→ **To do**
Retype every record that follows, character for character.

>>

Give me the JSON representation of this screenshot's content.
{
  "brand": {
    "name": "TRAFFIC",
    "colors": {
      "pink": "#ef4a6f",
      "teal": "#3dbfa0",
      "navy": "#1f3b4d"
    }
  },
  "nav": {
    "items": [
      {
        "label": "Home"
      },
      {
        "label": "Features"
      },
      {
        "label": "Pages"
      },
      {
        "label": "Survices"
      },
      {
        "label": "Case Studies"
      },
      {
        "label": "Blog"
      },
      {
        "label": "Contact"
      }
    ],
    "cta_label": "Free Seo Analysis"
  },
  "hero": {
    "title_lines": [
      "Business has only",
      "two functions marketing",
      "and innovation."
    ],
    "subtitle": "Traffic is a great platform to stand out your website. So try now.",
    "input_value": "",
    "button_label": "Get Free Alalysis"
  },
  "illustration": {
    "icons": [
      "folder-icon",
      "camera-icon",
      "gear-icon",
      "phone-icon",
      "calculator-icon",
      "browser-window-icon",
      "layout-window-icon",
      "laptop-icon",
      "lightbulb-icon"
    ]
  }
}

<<

→ **Answer to this task**
Give me the JSON representation of this screenshot's content.
{
  "brand": {
    "name": "TRAFFIC",
    "colors": {
      "pink": "#ef4a6f",
      "teal": "#3dbfa0",
      "navy": "#1f3b4d"
    }
  },
  "nav": {
    "items": [
      {
        "label": "Home"
      },
      {
        "label": "Features"
      },
      {
        "label": "Pages"
      },
      {
        "label": "Survices"
      },
      {
        "label": "Case Studies"
      },
      {
        "label": "Blog"
      },
      {
        "label": "Contact"
      }
    ],
    "cta_label": "Free Seo Analysis"
  },
  "hero": {
    "title_lines": [
      "Business has only",
      "two functions marketing",
      "and innovation."
    ],
    "subtitle": "Traffic is a great platform to stand out your website. So try now.",
    "input_value": "",
    "button_label": "Get Free Alalysis"
  },
  "illustration": {
    "icons": [
      "folder-icon",
      "camera-icon",
      "gear-icon",
      "phone-icon",
      "calculator-icon",
      "browser-window-icon",
      "layout-window-icon",
      "laptop-icon",
      "lightbulb-icon"
    ]
  }
}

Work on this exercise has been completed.